Thursday, February 25, 2010

Raspberry and Fig Cake

A few weeks ago, I bought some dried figs for a recipe I wanted to try. 

I should probably have learned by now that if a recipe only calls for four figs, you can probably leave them out. But, of course, I haven't-- so I have been searching for new fig recipes lately.
Last week I stumbled upon a recipe for a "Raspberry-and-Fig Cake" in this month's Food&Wine. The recipe called for fresh figs, but I used dried and soaked ones, since I had them.  I am not so sure I am a fan of figs in my cake --- but man, those raspberries and the hint of lime were good!

So, I give you:
Raspberry and Fig Cake
or just, Raspberry Lime Cake

The main purpose of this picture is to show you the pretty sunlight that now comes into my kitchen at 5:00 pm! Maybe winter really will end.

3/4 cup granulated sugar
2 eggs (on the small side, the original recipe that I halved called for 3 -- but you can fudge with eggs some in baking)
1/4 cup butter, melted
zest of one lime
juice of half a lime (if you are a really big fan of lime, you can use the whole one-- half had a pleasant lime taste, but I'm sure more wouldn't hurt!)
3/4 cup flour
about 1/2 cup raspberries.

1. Preheat the oven to 350 degrees. Grease and flour 4 6-inch diameter tart pans (the kind with the removable sides! If you double the recipe, it will fit into a 9-inch springform pan)         
2. Beat eggs and sugar at high speed with a hand mixer until light and fluffy, about 2 minutes. Beat in butter and zest until combined. This step gives the cake an incredible texture! Light, fluffy, and buttery all at the same time.                                 
3. At low speed, alternately beat in flour and lime juice until just mixed. Fold batter gently with rubber scraper to ensure it is well mixed.
4. Pour batter into prepared pans. Sprinkle raspberries, and figs if desired, on top, and press down lightly.  Bake at 350 degrees for 25-30 minutes, until edges are lightly browned. You can insert a toothpick into the center to see if they are done, but be careful not to collapse the tops. If you are baking a larger cake, it will take an hour to an hour and 15 minutes.

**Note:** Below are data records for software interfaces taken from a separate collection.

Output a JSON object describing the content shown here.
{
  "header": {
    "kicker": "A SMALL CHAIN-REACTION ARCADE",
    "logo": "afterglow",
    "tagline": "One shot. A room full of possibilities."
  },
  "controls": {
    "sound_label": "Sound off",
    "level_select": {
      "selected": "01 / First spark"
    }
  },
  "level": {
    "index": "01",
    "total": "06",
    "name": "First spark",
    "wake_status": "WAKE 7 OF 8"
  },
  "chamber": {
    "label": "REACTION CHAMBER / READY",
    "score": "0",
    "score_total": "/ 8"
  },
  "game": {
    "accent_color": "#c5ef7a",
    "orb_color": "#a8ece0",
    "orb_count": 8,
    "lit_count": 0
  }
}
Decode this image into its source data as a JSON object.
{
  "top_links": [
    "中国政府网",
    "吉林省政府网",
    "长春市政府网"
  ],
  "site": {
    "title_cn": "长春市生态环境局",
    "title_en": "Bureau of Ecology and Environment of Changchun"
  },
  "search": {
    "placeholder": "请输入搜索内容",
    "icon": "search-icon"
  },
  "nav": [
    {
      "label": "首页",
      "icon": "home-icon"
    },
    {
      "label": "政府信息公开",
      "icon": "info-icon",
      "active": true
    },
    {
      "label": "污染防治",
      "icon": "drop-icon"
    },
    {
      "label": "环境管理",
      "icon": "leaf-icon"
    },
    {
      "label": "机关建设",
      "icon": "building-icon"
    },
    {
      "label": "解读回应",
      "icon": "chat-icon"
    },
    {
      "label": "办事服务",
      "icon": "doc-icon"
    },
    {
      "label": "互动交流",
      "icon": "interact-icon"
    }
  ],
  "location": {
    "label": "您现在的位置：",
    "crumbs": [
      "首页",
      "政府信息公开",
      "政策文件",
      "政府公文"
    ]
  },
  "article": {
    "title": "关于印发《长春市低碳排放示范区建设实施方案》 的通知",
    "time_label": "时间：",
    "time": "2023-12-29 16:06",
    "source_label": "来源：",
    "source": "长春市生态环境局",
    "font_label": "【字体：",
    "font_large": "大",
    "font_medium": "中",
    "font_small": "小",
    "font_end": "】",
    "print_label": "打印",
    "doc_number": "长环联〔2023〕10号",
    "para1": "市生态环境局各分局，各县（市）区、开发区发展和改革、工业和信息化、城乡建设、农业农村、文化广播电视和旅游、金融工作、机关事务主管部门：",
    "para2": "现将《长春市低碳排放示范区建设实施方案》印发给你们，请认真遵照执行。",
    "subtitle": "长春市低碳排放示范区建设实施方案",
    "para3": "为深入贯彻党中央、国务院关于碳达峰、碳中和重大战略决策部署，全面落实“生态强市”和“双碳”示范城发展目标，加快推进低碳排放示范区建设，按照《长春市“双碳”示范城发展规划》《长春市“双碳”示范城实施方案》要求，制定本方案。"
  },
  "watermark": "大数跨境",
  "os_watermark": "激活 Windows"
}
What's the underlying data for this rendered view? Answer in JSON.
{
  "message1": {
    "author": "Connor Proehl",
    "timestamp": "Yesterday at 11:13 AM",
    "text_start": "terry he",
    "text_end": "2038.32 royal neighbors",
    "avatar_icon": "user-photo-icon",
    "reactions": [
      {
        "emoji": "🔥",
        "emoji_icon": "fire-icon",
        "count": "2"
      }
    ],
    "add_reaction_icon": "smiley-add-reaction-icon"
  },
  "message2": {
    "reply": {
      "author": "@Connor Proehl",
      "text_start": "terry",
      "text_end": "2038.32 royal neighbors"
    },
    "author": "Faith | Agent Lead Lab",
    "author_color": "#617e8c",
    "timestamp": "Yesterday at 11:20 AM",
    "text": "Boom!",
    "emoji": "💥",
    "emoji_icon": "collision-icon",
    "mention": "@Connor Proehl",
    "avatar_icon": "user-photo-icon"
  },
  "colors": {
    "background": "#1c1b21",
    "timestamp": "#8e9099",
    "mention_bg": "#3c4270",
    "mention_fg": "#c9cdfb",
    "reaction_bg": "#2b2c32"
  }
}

The original recipe called for using breadcrumbs to dust the pans. Flour worked just fine :-p.

Serve dusted with powdered sugar and lime zest. Cakes can be made a day ahead of time, but get a little soggy after two days. They still taste great, but don't look as pretty.

1 comment:

  1. I speak from first-hand experience when I affirm how delectable this cake is, and of how lovely is the Yellis kitchen in the late February twilight.
    Mmm, mmm, good. -- Sue Z.